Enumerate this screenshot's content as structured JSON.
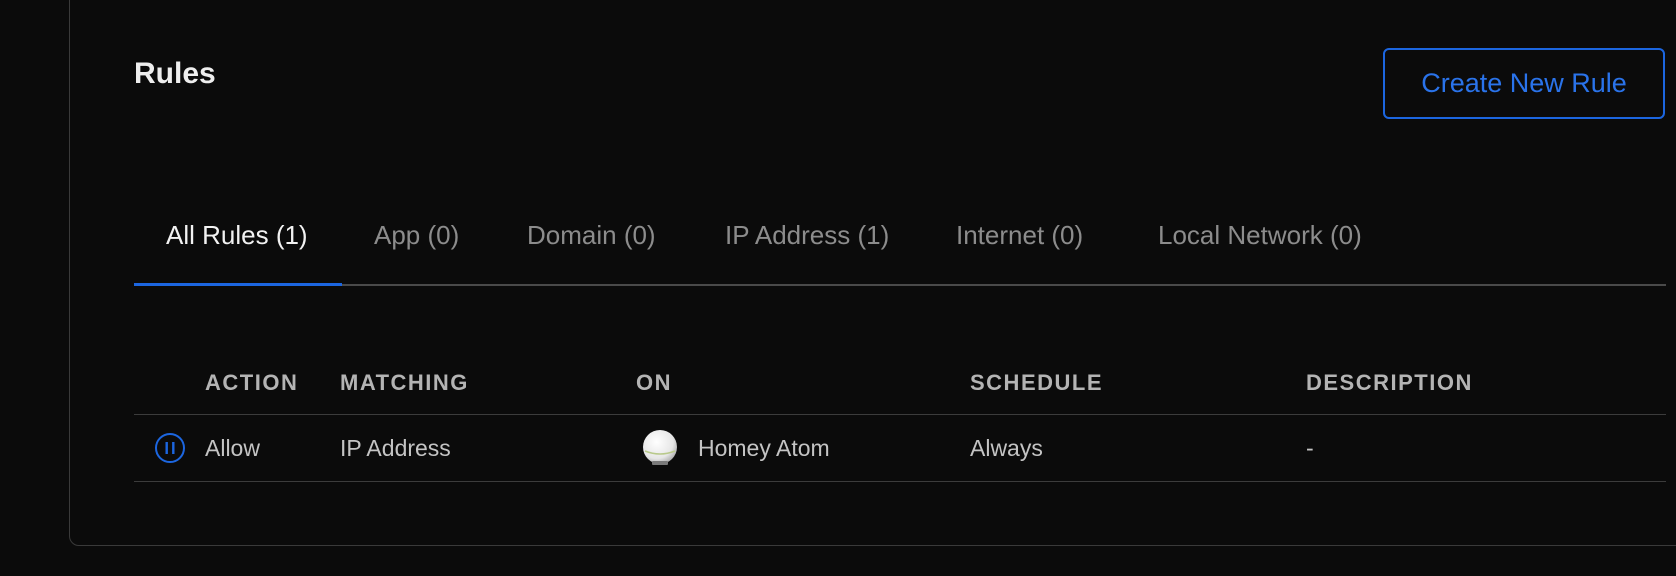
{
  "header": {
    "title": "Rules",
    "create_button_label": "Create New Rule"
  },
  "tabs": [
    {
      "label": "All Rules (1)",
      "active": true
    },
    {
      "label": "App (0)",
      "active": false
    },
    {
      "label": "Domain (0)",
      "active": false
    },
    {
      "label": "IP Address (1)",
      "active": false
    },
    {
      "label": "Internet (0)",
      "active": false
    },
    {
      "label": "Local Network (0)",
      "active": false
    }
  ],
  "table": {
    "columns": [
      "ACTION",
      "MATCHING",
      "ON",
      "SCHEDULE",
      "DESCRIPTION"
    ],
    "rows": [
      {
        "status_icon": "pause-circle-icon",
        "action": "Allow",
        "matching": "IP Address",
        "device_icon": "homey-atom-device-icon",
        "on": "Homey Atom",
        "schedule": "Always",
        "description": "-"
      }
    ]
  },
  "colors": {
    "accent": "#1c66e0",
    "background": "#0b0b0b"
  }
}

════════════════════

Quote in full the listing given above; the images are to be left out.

Enumerate this screenshot's content as structured JSON.
{
  "header": {
    "title": "Rules",
    "create_button_label": "Create New Rule"
  },
  "tabs": [
    {
      "label": "All Rules (1)",
      "active": true
    },
    {
      "label": "App (0)",
      "active": false
    },
    {
      "label": "Domain (0)",
      "active": false
    },
    {
      "label": "IP Address (1)",
      "active": false
    },
    {
      "label": "Internet (0)",
      "active": false
    },
    {
      "label": "Local Network (0)",
      "active": false
    }
  ],
  "table": {
    "columns": [
      "ACTION",
      "MATCHING",
      "ON",
      "SCHEDULE",
      "DESCRIPTION"
    ],
    "rows": [
      {
        "status_icon": "pause-circle-icon",
        "action": "Allow",
        "matching": "IP Address",
        "device_icon": "homey-atom-device-icon",
        "on": "Homey Atom",
        "schedule": "Always",
        "description": "-"
      }
    ]
  },
  "colors": {
    "accent": "#1c66e0",
    "background": "#0b0b0b"
  }
}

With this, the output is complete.